- [WORK REQUIRED] Where an entry contains a picture, omit the picture and repeat the rest exactly.

(Data records for software interfaces)
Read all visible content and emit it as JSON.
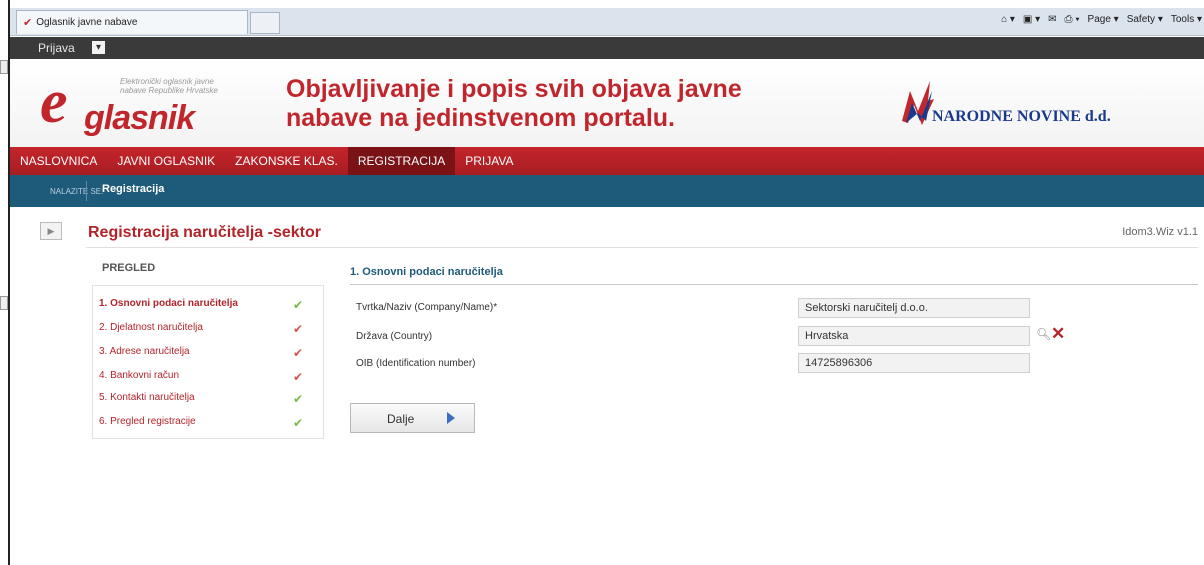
{
  "browser": {
    "tab_title": "Oglasnik javne nabave",
    "favicon": "oglasnik-favicon-icon",
    "commands": [
      "Page ▾",
      "Safety ▾",
      "Tools ▾"
    ]
  },
  "topbar": {
    "login_label": "Prijava"
  },
  "banner": {
    "logo_text": "glasnik",
    "logo_letter": "e",
    "logo_tagline": "Elektronički oglasnik javne nabave Republike Hrvatske",
    "headline_line1": "Objavljivanje i popis svih objava javne",
    "headline_line2": "nabave na jedinstvenom portalu.",
    "partner_logo": "NARODNE NOVINE d.d."
  },
  "nav": {
    "items": [
      "NASLOVNICA",
      "JAVNI OGLASNIK",
      "ZAKONSKE KLAS.",
      "REGISTRACIJA",
      "PRIJAVA"
    ],
    "active": "REGISTRACIJA"
  },
  "breadcrumb": {
    "label": "NALAZITE SE:",
    "current": "Registracija"
  },
  "page": {
    "title": "Registracija naručitelja -sektor",
    "version": "Idom3.Wiz v1.1"
  },
  "pregled": {
    "title": "PREGLED",
    "steps": [
      {
        "label": "1. Osnovni podaci naručitelja",
        "active": true
      },
      {
        "label": "2. Djelatnost naručitelja",
        "active": false
      },
      {
        "label": "3. Adrese naručitelja",
        "active": false
      },
      {
        "label": "4. Bankovni račun",
        "active": false
      },
      {
        "label": "5. Kontakti naručitelja",
        "active": false
      },
      {
        "label": "6. Pregled registracije",
        "active": false
      }
    ]
  },
  "form": {
    "section_title": "1. Osnovni podaci naručitelja",
    "fields": [
      {
        "label": "Tvrtka/Naziv (Company/Name)*",
        "value": "Sektorski naručitelj d.o.o."
      },
      {
        "label": "Država (Country)",
        "value": "Hrvatska"
      },
      {
        "label": "OIB (Identification number)",
        "value": "14725896306"
      }
    ],
    "next_label": "Dalje"
  },
  "colors": {
    "brand_red": "#c0262c",
    "nav_blue": "#1e5a7a",
    "check_green": "#7ab648",
    "check_red": "#d9534f"
  }
}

- [SOLUTION TO THE PROBLEM]
Read all visible content and emit it as JSON.
{
  "browser": {
    "tab_title": "Oglasnik javne nabave",
    "favicon": "oglasnik-favicon-icon",
    "commands": [
      "Page ▾",
      "Safety ▾",
      "Tools ▾"
    ]
  },
  "topbar": {
    "login_label": "Prijava"
  },
  "banner": {
    "logo_text": "glasnik",
    "logo_letter": "e",
    "logo_tagline": "Elektronički oglasnik javne nabave Republike Hrvatske",
    "headline_line1": "Objavljivanje i popis svih objava javne",
    "headline_line2": "nabave na jedinstvenom portalu.",
    "partner_logo": "NARODNE NOVINE d.d."
  },
  "nav": {
    "items": [
      "NASLOVNICA",
      "JAVNI OGLASNIK",
      "ZAKONSKE KLAS.",
      "REGISTRACIJA",
      "PRIJAVA"
    ],
    "active": "REGISTRACIJA"
  },
  "breadcrumb": {
    "label": "NALAZITE SE:",
    "current": "Registracija"
  },
  "page": {
    "title": "Registracija naručitelja -sektor",
    "version": "Idom3.Wiz v1.1"
  },
  "pregled": {
    "title": "PREGLED",
    "steps": [
      {
        "label": "1. Osnovni podaci naručitelja",
        "active": true
      },
      {
        "label": "2. Djelatnost naručitelja",
        "active": false
      },
      {
        "label": "3. Adrese naručitelja",
        "active": false
      },
      {
        "label": "4. Bankovni račun",
        "active": false
      },
      {
        "label": "5. Kontakti naručitelja",
        "active": false
      },
      {
        "label": "6. Pregled registracije",
        "active": false
      }
    ]
  },
  "form": {
    "section_title": "1. Osnovni podaci naručitelja",
    "fields": [
      {
        "label": "Tvrtka/Naziv (Company/Name)*",
        "value": "Sektorski naručitelj d.o.o."
      },
      {
        "label": "Država (Country)",
        "value": "Hrvatska"
      },
      {
        "label": "OIB (Identification number)",
        "value": "14725896306"
      }
    ],
    "next_label": "Dalje"
  },
  "colors": {
    "brand_red": "#c0262c",
    "nav_blue": "#1e5a7a",
    "check_green": "#7ab648",
    "check_red": "#d9534f"
  }
}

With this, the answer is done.